Six people spoke out Tuesday against the changes. Janet Evans said that narrowing the road would hinder safety, using the Painted Cave Fire as an example.
“Cliff Drive is the only way in and out,” she said, adding that the Office of Emergency Services should be consulted on the project.
Councilwoman Michael Self commended the group, saying, “I know what it’s like to come before a council to advocate passionately for your neighborhood.”
Of the speeding that takes place, she said, “I love my car. … That doesn’t mean I would expect anybody to abuse our rules.” She added that she would want to check back in and see how the restriping is working. Allen said the city will evaluate the collision history under the improvements in three years.

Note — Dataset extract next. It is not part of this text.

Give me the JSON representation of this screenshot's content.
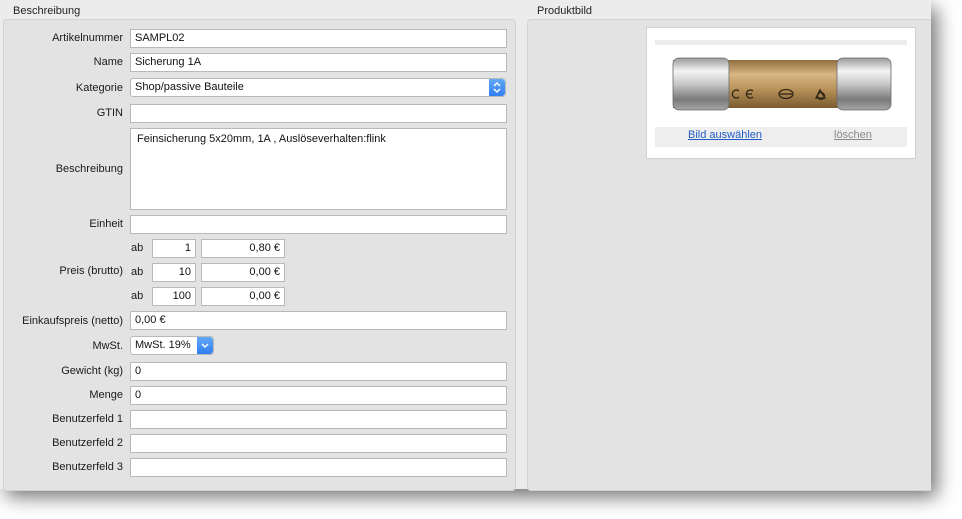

Councilman Randy Rowse, a Mesa resident, also signed off on the changes.
“This kind of correction is something I’ve wondered about for three decades,” he said, adding that he was almost hit while driving on Cliff Drive to Tuesday’s council meeting. “I realized that a left-hand turn lane could solve all of those problems.”
Schneider commended Caltrans for working with the city, and the council for working together.
“We should mark the date and time where this particular council is about to vote 7-0 on something related to traffic,” she said jokingly, to applause from the audience.